the land we live in, the land we left
The land we call Virginia has been populated by people from varied racial, regional, and national origins since the beginning of human settlement more than 15,000 years ago. The first people to settle on the Virginia landscape about whom we know much were Algonquian and Siouan Indians. The agricultural Algonquian built semipermanent settlements from the Eastern Shore to the fall line of the James River, while the nomadic Siouan, who relied on hunting, inhabited the Piedmont west of the river all the way to the Blue Ridge Mountains. European colonists and captured Africans arrived early in the 1600s. The flow of immigrants, sometimes surging and other times slowing to a trickle, continued throughout the nineteenth and twentieth centuries. Today newcomers with Asian, African, and Hispanic roots propel Virginia to an eleventh-place ranking in the United States for foreign-born population, a place bound to change with the 2010 federal census.

The Land We Live In, The Land We Left exhibition is open to the public during the Library's regular business hours through October 30, 2010. Below is a sample of some of the immigrants to Virginia you will meet when you visit.

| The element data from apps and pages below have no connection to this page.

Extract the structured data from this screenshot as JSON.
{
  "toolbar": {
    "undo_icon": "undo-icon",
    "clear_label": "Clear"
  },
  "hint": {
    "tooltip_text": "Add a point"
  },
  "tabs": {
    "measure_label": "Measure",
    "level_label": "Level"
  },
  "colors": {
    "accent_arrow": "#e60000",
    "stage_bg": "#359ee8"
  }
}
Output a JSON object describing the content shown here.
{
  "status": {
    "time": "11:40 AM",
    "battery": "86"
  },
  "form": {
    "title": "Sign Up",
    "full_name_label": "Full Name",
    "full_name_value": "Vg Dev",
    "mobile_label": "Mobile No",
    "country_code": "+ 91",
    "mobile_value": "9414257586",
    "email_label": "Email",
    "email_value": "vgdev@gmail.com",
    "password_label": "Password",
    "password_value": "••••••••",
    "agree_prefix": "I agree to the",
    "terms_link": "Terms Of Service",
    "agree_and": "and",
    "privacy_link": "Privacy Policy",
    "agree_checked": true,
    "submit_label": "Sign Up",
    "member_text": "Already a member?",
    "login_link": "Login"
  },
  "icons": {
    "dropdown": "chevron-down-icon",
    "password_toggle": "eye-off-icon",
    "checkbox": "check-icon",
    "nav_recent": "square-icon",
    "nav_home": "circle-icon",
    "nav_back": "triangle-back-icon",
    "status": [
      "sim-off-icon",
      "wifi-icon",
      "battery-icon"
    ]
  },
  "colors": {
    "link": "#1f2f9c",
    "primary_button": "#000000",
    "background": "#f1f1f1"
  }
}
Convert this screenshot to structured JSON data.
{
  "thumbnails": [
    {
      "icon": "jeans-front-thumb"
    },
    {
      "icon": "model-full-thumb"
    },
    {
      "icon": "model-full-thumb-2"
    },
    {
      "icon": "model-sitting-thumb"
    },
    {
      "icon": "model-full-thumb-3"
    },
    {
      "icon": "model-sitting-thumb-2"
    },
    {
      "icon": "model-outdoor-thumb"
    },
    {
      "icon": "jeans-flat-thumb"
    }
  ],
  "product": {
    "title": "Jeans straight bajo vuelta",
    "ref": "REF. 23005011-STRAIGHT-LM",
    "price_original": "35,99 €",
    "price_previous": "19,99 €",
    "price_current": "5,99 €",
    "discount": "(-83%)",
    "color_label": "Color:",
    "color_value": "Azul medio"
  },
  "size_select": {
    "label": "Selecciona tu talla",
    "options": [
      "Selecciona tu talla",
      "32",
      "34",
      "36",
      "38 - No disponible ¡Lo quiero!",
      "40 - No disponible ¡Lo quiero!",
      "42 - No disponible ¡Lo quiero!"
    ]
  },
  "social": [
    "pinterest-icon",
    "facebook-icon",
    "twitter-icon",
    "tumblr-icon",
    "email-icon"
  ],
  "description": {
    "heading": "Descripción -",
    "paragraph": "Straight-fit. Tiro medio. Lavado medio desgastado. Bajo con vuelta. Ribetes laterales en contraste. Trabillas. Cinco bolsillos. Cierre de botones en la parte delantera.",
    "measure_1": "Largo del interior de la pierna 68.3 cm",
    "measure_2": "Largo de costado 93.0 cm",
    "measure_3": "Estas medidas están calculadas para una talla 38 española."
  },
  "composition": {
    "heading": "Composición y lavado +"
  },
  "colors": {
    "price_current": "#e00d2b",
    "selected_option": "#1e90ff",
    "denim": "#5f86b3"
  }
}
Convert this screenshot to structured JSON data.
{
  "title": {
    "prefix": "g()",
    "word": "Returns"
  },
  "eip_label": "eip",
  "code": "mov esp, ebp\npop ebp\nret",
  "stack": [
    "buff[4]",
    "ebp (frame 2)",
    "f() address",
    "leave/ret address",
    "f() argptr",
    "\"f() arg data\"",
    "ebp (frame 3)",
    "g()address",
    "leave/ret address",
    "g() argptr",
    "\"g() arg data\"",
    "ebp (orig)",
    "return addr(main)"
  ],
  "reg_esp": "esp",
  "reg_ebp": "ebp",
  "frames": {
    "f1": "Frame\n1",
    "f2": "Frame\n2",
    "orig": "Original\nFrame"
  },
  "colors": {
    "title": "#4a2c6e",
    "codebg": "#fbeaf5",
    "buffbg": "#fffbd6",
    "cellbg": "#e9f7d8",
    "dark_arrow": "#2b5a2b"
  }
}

We also invite you to download the exhibition brochure for more information on the immigrant experience in Virginia, as well as resources for educators.